Posted by: JarheadDad at Nov 19, 2004 12:13:43 AM

I trust that everyone who sees this photo, or has a single brain cell functioning will rise up and prevent this young Marine who stands accused of a virtual execution of a wounded Iraqi from being disciplined in ANY way.
WE are not on the line. THEY ARE. SUPPORT them
By the way, how come not a peep out of the Human Rights, Geneva Convention, Civil Liberties PIAs about the poor woman those "nice Iraqi boys and girls" shot in the head then mutilated the body and threw it in the street.
Isn't that against SOMETHING---like maybe common decency?
What does someone more knowledgable than me say? Should we rise up mightily and level the place or say to hell with it all and come on home and leave them to kill each other?
(Sorry, I am double cranky due to constant emails from my Kerry supporting soon to be EX friends.) Anyone see BURIED IN THE SAND?
That is not for the young or "sensitive". It's rough. But it shows you what we are dealing with.

Keep saying our prayers that all our troops come home safely.
Mena Mitchell

Posted by: Mena Mitchell at Nov 19, 2004 12:59:03 AM

The reason they won't speak about Margaret Hassan is because they don't want her to be a martyr. And because she is a woman. I wonder why the NOW gang and Hitlery and Co. haven't
sounded off on this?

Common decency? Really? In a patriarchal society that oppresses women the question can be asked? What is that?

I am also being cranky because you are raising questions I had and didn't have the guts to put up here.

You go girl.

Posted by: Cricket at Nov 19, 2004 1:16:34 AM

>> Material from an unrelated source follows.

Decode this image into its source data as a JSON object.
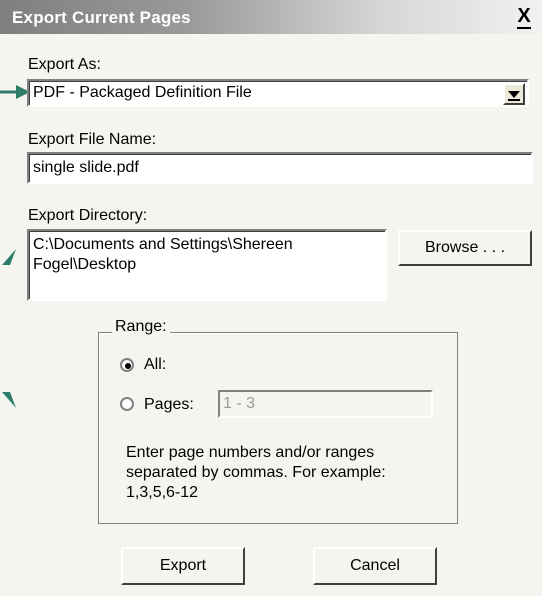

I agree with you about 'logically' the result of the election would be a "lesser" chance of something bad, but it's not MY son, and I'm NOT a mom. I don't mean to impugn that, either.
Some day (all too soon) my sons will be of age. I hope this will all be over by then, but you never know. I hope I have the courage to give THEM the confidence to do the 'right' thing, no matter what.
And thanks to Sgt. Graurke, Kris, and a lot of others, maybe this will all be over someday. And no matter what, it all won't be "for nothing".

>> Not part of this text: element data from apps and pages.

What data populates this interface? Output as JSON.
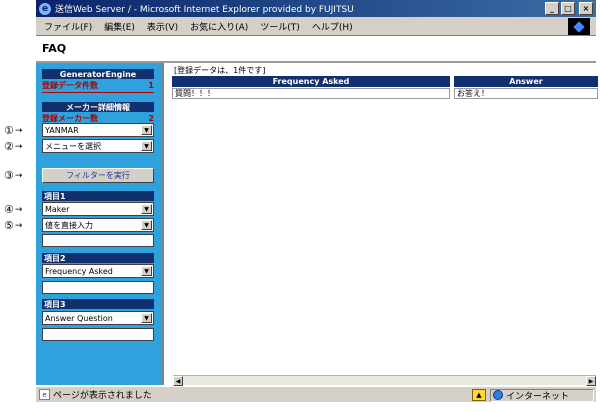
{
  "window": {
    "title": "送信Web Server / - Microsoft Internet Explorer provided by FUJITSU",
    "buttons": [
      "_",
      "□",
      "×"
    ]
  },
  "menu": [
    "ファイル(F)",
    "編集(E)",
    "表示(V)",
    "お気に入り(A)",
    "ツール(T)",
    "ヘルプ(H)"
  ],
  "page": {
    "title": "FAQ"
  },
  "sidebar": {
    "engine_header": "GeneratorEngine",
    "registered_data": {
      "label": "登録データ件数",
      "value": "1"
    },
    "maker_header": "メーカー詳細情報",
    "registered_makers": {
      "label": "登録メーカー数",
      "value": "2"
    },
    "maker_select": "YANMAR",
    "menu_select": "メニューを選択",
    "filter_button": "フィルターを実行",
    "item1": {
      "header": "項目1",
      "field": "Maker",
      "mode": "値を直接入力"
    },
    "item2": {
      "header": "項目2",
      "field": "Frequency Asked"
    },
    "item3": {
      "header": "項目3",
      "field": "Answer Question"
    }
  },
  "callouts": [
    "①",
    "②",
    "③",
    "④",
    "⑤"
  ],
  "main": {
    "count_text": "[登録データは、1件です]",
    "columns": [
      "Frequency Asked",
      "Answer"
    ],
    "rows": [
      [
        "質問！！！",
        "お答え！"
      ]
    ]
  },
  "status": {
    "text": "ページが表示されました",
    "zone": "インターネット"
  }
}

Posted by: Don Brouhaha at Nov 19, 2004 9:11:15 AM

Hey there Cricket
Thanks for the kind words.
I have no pity left for those people.
Us women are usually the ones who bind up the wounds (I'm a nurse) but I think we are formidable when faced with a threat.
The thing is poor Margaret Hassan was just binding up the wounds and would never have thought of putting an RPG down their throats.
And I'll just bet that Cassandra is something ELSE when they finally tick her completely OFF.
Hereafter don't be afraid to speak up. The JERKS aren't afraid....we need more people like you to "educate" the ignorant masses.
Go for it girl
Mena Mitchell

Posted by: Mena Mitchell at Nov 21, 2004 12:35:54 AM